I sat there in the sunshine with a dog running thru the surf to catch a ball for a good 30 minutes. Then it dawned on me. I had an epiphany.

Love is renewable, time is not.

The most precious thing

Everyone thinks that having sex is the holy grail of reconnection. While it plays a big part in rekindling desire between lovers, it’s not the most important thing.

Hell, we didn’t have sex on that trip (camping is a bit rough for rolling in the hay), instead, we waited till we were back home in our bed.

The most important thing, dare I say the most precious thing you can ever give anyone is your time.

Time riding bicycles together. Time swimming together. Time playing with a dog together. Time having dinner together. Time holding hands. Time kissing each other under the stars. Time-sharing an ice cream. Time planning together.

You can always rekindle your love and desire for each other if you really want to but you can’t do that if you don’t spend time together.

Love is renewable.

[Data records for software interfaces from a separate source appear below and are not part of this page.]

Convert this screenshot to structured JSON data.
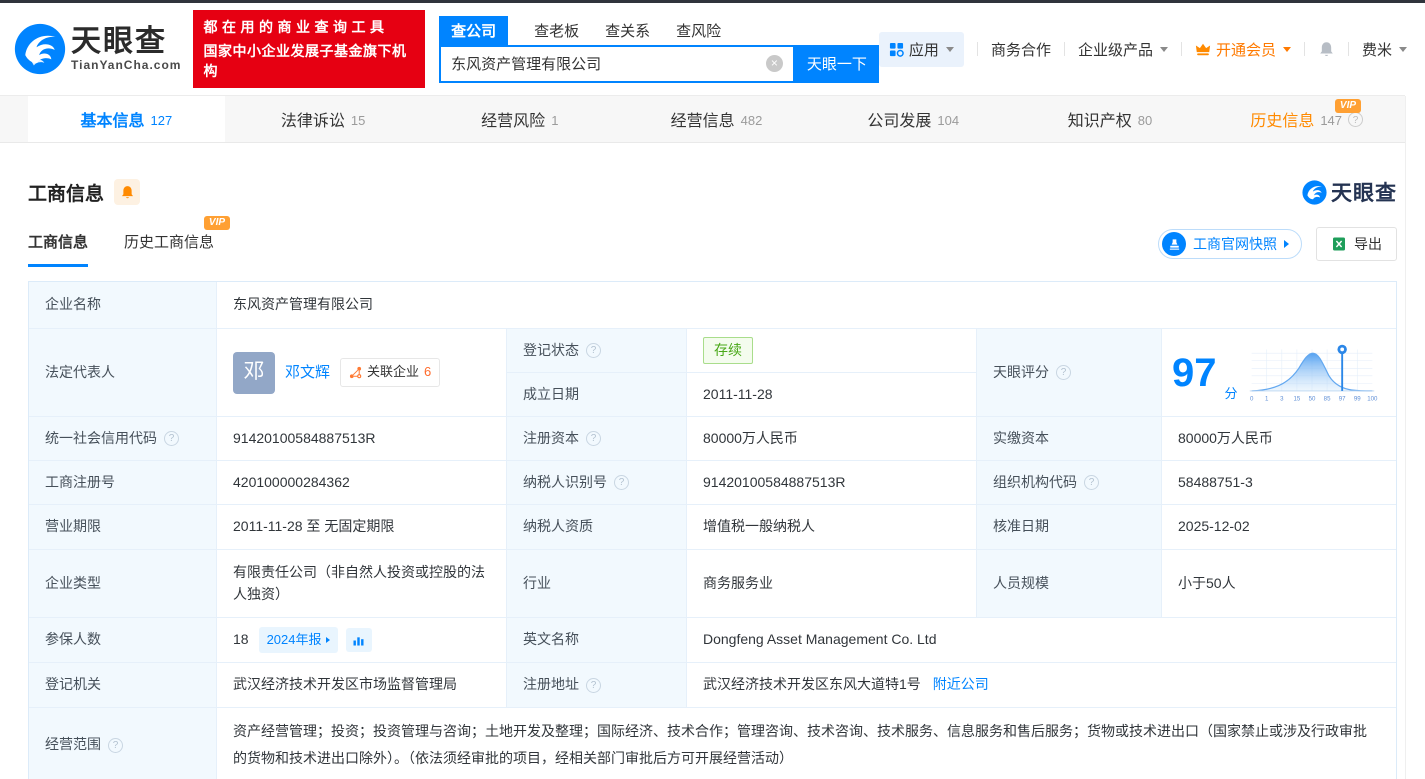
{
  "header": {
    "logo": {
      "name": "天眼查",
      "domain": "TianYanCha.com"
    },
    "slogan_line1": "都在用的商业查询工具",
    "slogan_line2": "国家中小企业发展子基金旗下机构",
    "search": {
      "tabs": [
        {
          "label": "查公司"
        },
        {
          "label": "查老板"
        },
        {
          "label": "查关系"
        },
        {
          "label": "查风险"
        }
      ],
      "value": "东风资产管理有限公司",
      "button": "天眼一下"
    },
    "nav": {
      "apps": "应用",
      "cooperation": "商务合作",
      "enterprise": "企业级产品",
      "vip": "开通会员",
      "username": "费米"
    }
  },
  "tabs": [
    {
      "label": "基本信息",
      "count": "127"
    },
    {
      "label": "法律诉讼",
      "count": "15"
    },
    {
      "label": "经营风险",
      "count": "1"
    },
    {
      "label": "经营信息",
      "count": "482"
    },
    {
      "label": "公司发展",
      "count": "104"
    },
    {
      "label": "知识产权",
      "count": "80"
    },
    {
      "label": "历史信息",
      "count": "147",
      "vip": "VIP"
    }
  ],
  "section": {
    "title": "工商信息",
    "watermark": "天眼查",
    "subtab_current": "工商信息",
    "subtab_history": "历史工商信息",
    "vip_badge": "VIP",
    "snapshot_button": "工商官网快照",
    "export_button": "导出"
  },
  "table": {
    "company_name_label": "企业名称",
    "company_name": "东风资产管理有限公司",
    "legal_rep_label": "法定代表人",
    "legal_rep_avatar": "邓",
    "legal_rep_name": "邓文辉",
    "related_label": "关联企业",
    "related_count": "6",
    "reg_status_label": "登记状态",
    "reg_status": "存续",
    "establish_label": "成立日期",
    "establish_date": "2011-11-28",
    "score_label": "天眼评分",
    "score_value": "97",
    "score_unit": "分",
    "credit_code_label": "统一社会信用代码",
    "credit_code": "91420100584887513R",
    "reg_capital_label": "注册资本",
    "reg_capital": "80000万人民币",
    "paid_capital_label": "实缴资本",
    "paid_capital": "80000万人民币",
    "reg_number_label": "工商注册号",
    "reg_number": "420100000284362",
    "taxpayer_id_label": "纳税人识别号",
    "taxpayer_id": "91420100584887513R",
    "org_code_label": "组织机构代码",
    "org_code": "58488751-3",
    "term_label": "营业期限",
    "term": "2011-11-28 至 无固定期限",
    "taxpayer_quality_label": "纳税人资质",
    "taxpayer_quality": "增值税一般纳税人",
    "approval_label": "核准日期",
    "approval_date": "2025-12-02",
    "type_label": "企业类型",
    "company_type": "有限责任公司（非自然人投资或控股的法人独资）",
    "industry_label": "行业",
    "industry": "商务服务业",
    "staff_label": "人员规模",
    "staff_size": "小于50人",
    "insured_label": "参保人数",
    "insured_count": "18",
    "insured_report": "2024年报",
    "english_label": "英文名称",
    "english_name": "Dongfeng Asset Management Co. Ltd",
    "authority_label": "登记机关",
    "authority": "武汉经济技术开发区市场监督管理局",
    "address_label": "注册地址",
    "address": "武汉经济技术开发区东风大道特1号",
    "nearby_link": "附近公司",
    "scope_label": "经营范围",
    "scope": "资产经营管理；投资；投资管理与咨询；土地开发及整理；国际经济、技术合作；管理咨询、技术咨询、技术服务、信息服务和售后服务；货物或技术进出口（国家禁止或涉及行政审批的货物和技术进出口除外）。（依法须经审批的项目，经相关部门审批后方可开展经营活动）"
  },
  "score_chart": {
    "type": "area",
    "value": 97,
    "ticks": [
      "0",
      "1",
      "3",
      "15",
      "50",
      "85",
      "97",
      "99",
      "100"
    ],
    "marker_at": "97"
  }
}
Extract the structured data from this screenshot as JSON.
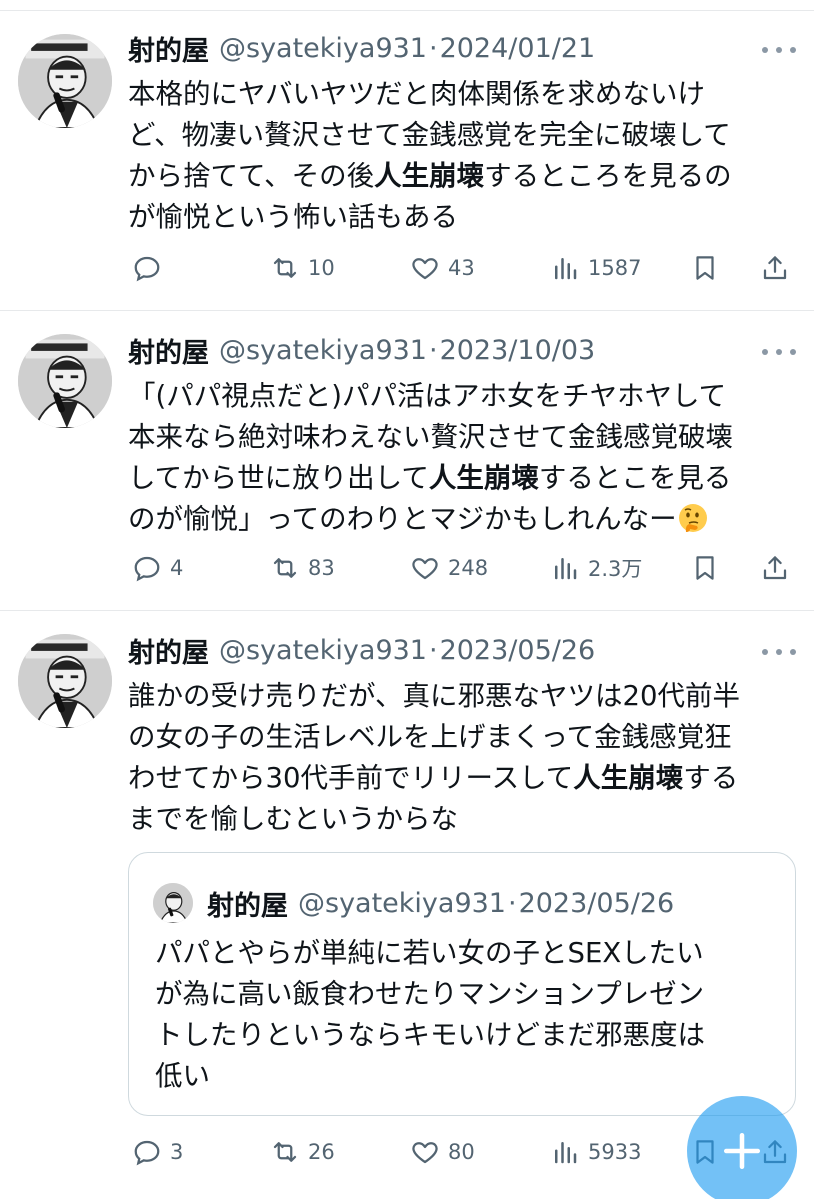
{
  "tweets": [
    {
      "name": "射的屋",
      "handle": "@syatekiya931",
      "separator": "·",
      "date": "2024/01/21",
      "lines": [
        {
          "a": "本格的にヤバいヤツだと肉体関係を求めないけ",
          "b": "",
          "c": ""
        },
        {
          "a": "ど、物凄い贅沢させて金銭感覚を完全に破壊して",
          "b": "",
          "c": ""
        },
        {
          "a": "から捨てて、その後",
          "b": "人生崩壊",
          "c": "するところを見るの"
        },
        {
          "a": "が愉悦という怖い話もある",
          "b": "",
          "c": ""
        }
      ],
      "replies": "",
      "retweets": "10",
      "likes": "43",
      "views": "1587"
    },
    {
      "name": "射的屋",
      "handle": "@syatekiya931",
      "separator": "·",
      "date": "2023/10/03",
      "lines": [
        {
          "a": "「(パパ視点だと)パパ活はアホ女をチヤホヤして",
          "b": "",
          "c": ""
        },
        {
          "a": "本来なら絶対味わえない贅沢させて金銭感覚破壊",
          "b": "",
          "c": ""
        },
        {
          "a": "してから世に放り出して",
          "b": "人生崩壊",
          "c": "するとこを見る"
        },
        {
          "a": "のが愉悦」ってのわりとマジかもしれんなー",
          "b": "",
          "c": ""
        }
      ],
      "emoji": "🤔",
      "replies": "4",
      "retweets": "83",
      "likes": "248",
      "views": "2.3万"
    },
    {
      "name": "射的屋",
      "handle": "@syatekiya931",
      "separator": "·",
      "date": "2023/05/26",
      "lines": [
        {
          "a": "誰かの受け売りだが、真に邪悪なヤツは20代前半",
          "b": "",
          "c": ""
        },
        {
          "a": "の女の子の生活レベルを上げまくって金銭感覚狂",
          "b": "",
          "c": ""
        },
        {
          "a": "わせてから30代手前でリリースして",
          "b": "人生崩壊",
          "c": "する"
        },
        {
          "a": "までを愉しむというからな",
          "b": "",
          "c": ""
        }
      ],
      "replies": "3",
      "retweets": "26",
      "likes": "80",
      "views": "5933"
    }
  ],
  "quote": {
    "name": "射的屋",
    "handle": "@syatekiya931",
    "separator": "·",
    "date": "2023/05/26",
    "lines": [
      "パパとやらが単純に若い女の子とSEXしたい",
      "が為に高い飯食わせたりマンションプレゼン",
      "トしたりというならキモいけどまだ邪悪度は",
      "低い"
    ]
  },
  "icons": {
    "reply": "reply-icon",
    "retweet": "retweet-icon",
    "like": "heart-icon",
    "views": "views-icon",
    "bookmark": "bookmark-icon",
    "share": "share-icon",
    "more": "more-icon",
    "compose": "compose-plus-icon"
  },
  "colors": {
    "text": "#0f1419",
    "secondary": "#536471",
    "divider": "#e7e9eb",
    "fab": "#1d9bf0"
  }
}
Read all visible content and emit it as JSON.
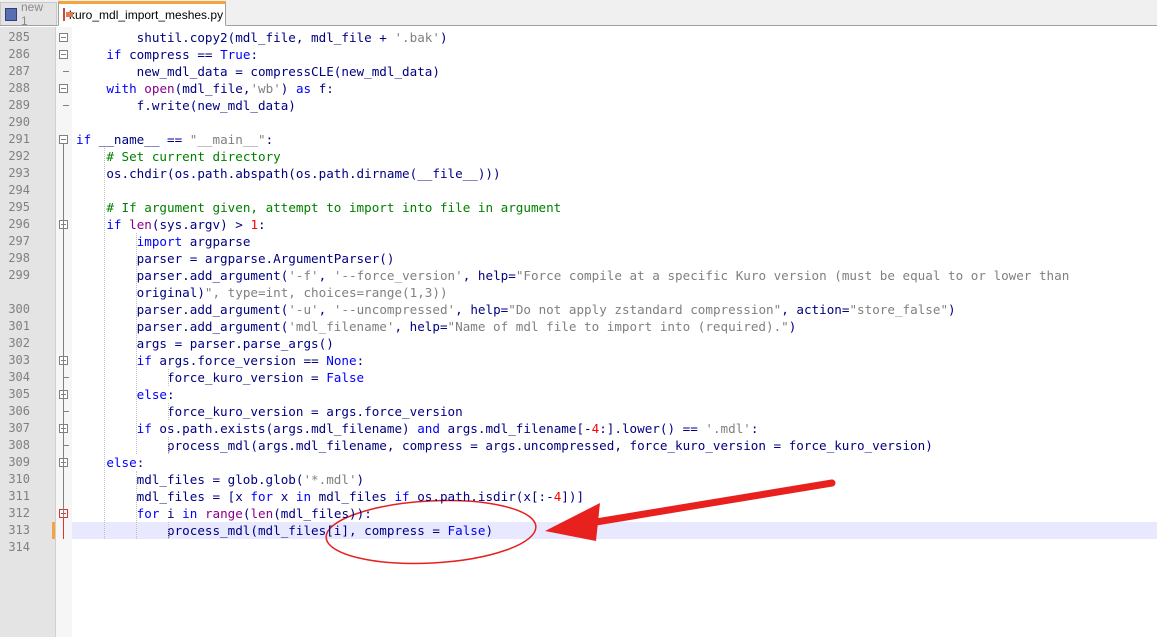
{
  "tabs": [
    {
      "label": "new 1",
      "active": false,
      "icon": "floppy-icon"
    },
    {
      "label": "kuro_mdl_import_meshes.py",
      "active": true,
      "icon": "python-file-icon"
    }
  ],
  "lines": [
    {
      "n": "285",
      "text": "        shutil.copy2(mdl_file, mdl_file + '.bak')"
    },
    {
      "n": "286",
      "text": "    if compress == True:"
    },
    {
      "n": "287",
      "text": "        new_mdl_data = compressCLE(new_mdl_data)"
    },
    {
      "n": "288",
      "text": "    with open(mdl_file,'wb') as f:"
    },
    {
      "n": "289",
      "text": "        f.write(new_mdl_data)"
    },
    {
      "n": "290",
      "text": ""
    },
    {
      "n": "291",
      "text": "if __name__ == \"__main__\":"
    },
    {
      "n": "292",
      "text": "    # Set current directory"
    },
    {
      "n": "293",
      "text": "    os.chdir(os.path.abspath(os.path.dirname(__file__)))"
    },
    {
      "n": "294",
      "text": ""
    },
    {
      "n": "295",
      "text": "    # If argument given, attempt to import into file in argument"
    },
    {
      "n": "296",
      "text": "    if len(sys.argv) > 1:"
    },
    {
      "n": "297",
      "text": "        import argparse"
    },
    {
      "n": "298",
      "text": "        parser = argparse.ArgumentParser()"
    },
    {
      "n": "299",
      "text": "        parser.add_argument('-f', '--force_version', help=\"Force compile at a specific Kuro version (must be equal to or lower than"
    },
    {
      "n": "",
      "text": "        original)\", type=int, choices=range(1,3))"
    },
    {
      "n": "300",
      "text": "        parser.add_argument('-u', '--uncompressed', help=\"Do not apply zstandard compression\", action=\"store_false\")"
    },
    {
      "n": "301",
      "text": "        parser.add_argument('mdl_filename', help=\"Name of mdl file to import into (required).\")"
    },
    {
      "n": "302",
      "text": "        args = parser.parse_args()"
    },
    {
      "n": "303",
      "text": "        if args.force_version == None:"
    },
    {
      "n": "304",
      "text": "            force_kuro_version = False"
    },
    {
      "n": "305",
      "text": "        else:"
    },
    {
      "n": "306",
      "text": "            force_kuro_version = args.force_version"
    },
    {
      "n": "307",
      "text": "        if os.path.exists(args.mdl_filename) and args.mdl_filename[-4:].lower() == '.mdl':"
    },
    {
      "n": "308",
      "text": "            process_mdl(args.mdl_filename, compress = args.uncompressed, force_kuro_version = force_kuro_version)"
    },
    {
      "n": "309",
      "text": "    else:"
    },
    {
      "n": "310",
      "text": "        mdl_files = glob.glob('*.mdl')"
    },
    {
      "n": "311",
      "text": "        mdl_files = [x for x in mdl_files if os.path.isdir(x[:-4])]"
    },
    {
      "n": "312",
      "text": "        for i in range(len(mdl_files)):"
    },
    {
      "n": "313",
      "text": "            process_mdl(mdl_files[i], compress = False)"
    },
    {
      "n": "314",
      "text": ""
    }
  ],
  "colors": {
    "keyword": "#0000ff",
    "builtin": "#880088",
    "string": "#808080",
    "number": "#ff0000",
    "comment": "#008000",
    "annotation": "#e8201e",
    "current_line": "#e8e8ff"
  }
}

It can be if you really want it, but time is fleeting.

Many couples talk about going away together to reconnect but then spend their time not “in the moment” with each other. They do spend time in each other’s proximity but it’s not truly together, it’s not focused, and it’s definitely not in the moment. They miss the entire point of spending time together, it’s not the quantity but the quality.

You don’t need to go to a fancy hotel or jet-set away to an island, reconnection can happen on a walk together. It can be in a kitchen where the both of you cook dinner together. it doesn’t matter because it can happen anywhere you spend quality time together.

Spending focused and in the moment time together is the most precious thing you can give your lover/partner. It is the most important ingredient to reconnection and rekindling your desire for each other.

Love is very renewable if you want it bad enough, but time? That’s ephemeral, fleeting, and will slip through your fingers if you’re not careful. That’s why it’s the most precious thing in the world. Not just for you, but for reconnecting with your partner.